(Component data from apps and pages)
----------
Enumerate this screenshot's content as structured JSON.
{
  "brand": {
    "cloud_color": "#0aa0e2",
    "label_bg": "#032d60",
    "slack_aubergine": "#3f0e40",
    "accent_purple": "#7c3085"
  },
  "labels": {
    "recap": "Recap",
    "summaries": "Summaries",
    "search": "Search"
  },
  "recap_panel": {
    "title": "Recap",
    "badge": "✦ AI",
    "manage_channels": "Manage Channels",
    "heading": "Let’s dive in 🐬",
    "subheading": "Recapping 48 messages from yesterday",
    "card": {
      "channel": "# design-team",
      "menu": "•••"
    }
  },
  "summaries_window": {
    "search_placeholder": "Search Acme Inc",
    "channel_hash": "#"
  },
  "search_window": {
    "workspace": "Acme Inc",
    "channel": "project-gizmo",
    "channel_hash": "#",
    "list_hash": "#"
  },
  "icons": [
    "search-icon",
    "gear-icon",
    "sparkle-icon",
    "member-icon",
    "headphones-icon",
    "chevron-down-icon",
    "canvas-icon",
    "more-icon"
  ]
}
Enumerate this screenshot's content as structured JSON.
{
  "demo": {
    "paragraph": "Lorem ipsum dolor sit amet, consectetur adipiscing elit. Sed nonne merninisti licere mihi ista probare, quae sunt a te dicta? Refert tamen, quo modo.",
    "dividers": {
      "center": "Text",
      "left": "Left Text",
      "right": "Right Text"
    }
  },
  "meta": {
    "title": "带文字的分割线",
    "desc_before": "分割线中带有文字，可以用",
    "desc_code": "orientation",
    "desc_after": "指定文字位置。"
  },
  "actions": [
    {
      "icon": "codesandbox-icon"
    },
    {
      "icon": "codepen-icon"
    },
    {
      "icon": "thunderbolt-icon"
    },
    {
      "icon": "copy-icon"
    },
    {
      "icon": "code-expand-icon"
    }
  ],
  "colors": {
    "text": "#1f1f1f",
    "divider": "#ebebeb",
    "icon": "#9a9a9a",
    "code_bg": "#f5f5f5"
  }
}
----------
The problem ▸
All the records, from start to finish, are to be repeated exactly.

Answer space ▸
Enumerate this screenshot's content as structured JSON.
{
  "brand": {
    "cloud_color": "#0aa0e2",
    "label_bg": "#032d60",
    "slack_aubergine": "#3f0e40",
    "accent_purple": "#7c3085"
  },
  "labels": {
    "recap": "Recap",
    "summaries": "Summaries",
    "search": "Search"
  },
  "recap_panel": {
    "title": "Recap",
    "badge": "✦ AI",
    "manage_channels": "Manage Channels",
    "heading": "Let’s dive in 🐬",
    "subheading": "Recapping 48 messages from yesterday",
    "card": {
      "channel": "# design-team",
      "menu": "•••"
    }
  },
  "summaries_window": {
    "search_placeholder": "Search Acme Inc",
    "channel_hash": "#"
  },
  "search_window": {
    "workspace": "Acme Inc",
    "channel": "project-gizmo",
    "channel_hash": "#",
    "list_hash": "#"
  },
  "icons": [
    "search-icon",
    "gear-icon",
    "sparkle-icon",
    "member-icon",
    "headphones-icon",
    "chevron-down-icon",
    "canvas-icon",
    "more-icon"
  ]
}
Enumerate this screenshot's content as structured JSON.
{
  "demo": {
    "paragraph": "Lorem ipsum dolor sit amet, consectetur adipiscing elit. Sed nonne merninisti licere mihi ista probare, quae sunt a te dicta? Refert tamen, quo modo.",
    "dividers": {
      "center": "Text",
      "left": "Left Text",
      "right": "Right Text"
    }
  },
  "meta": {
    "title": "带文字的分割线",
    "desc_before": "分割线中带有文字，可以用",
    "desc_code": "orientation",
    "desc_after": "指定文字位置。"
  },
  "actions": [
    {
      "icon": "codesandbox-icon"
    },
    {
      "icon": "codepen-icon"
    },
    {
      "icon": "thunderbolt-icon"
    },
    {
      "icon": "copy-icon"
    },
    {
      "icon": "code-expand-icon"
    }
  ],
  "colors": {
    "text": "#1f1f1f",
    "divider": "#ebebeb",
    "icon": "#9a9a9a",
    "code_bg": "#f5f5f5"
  }
}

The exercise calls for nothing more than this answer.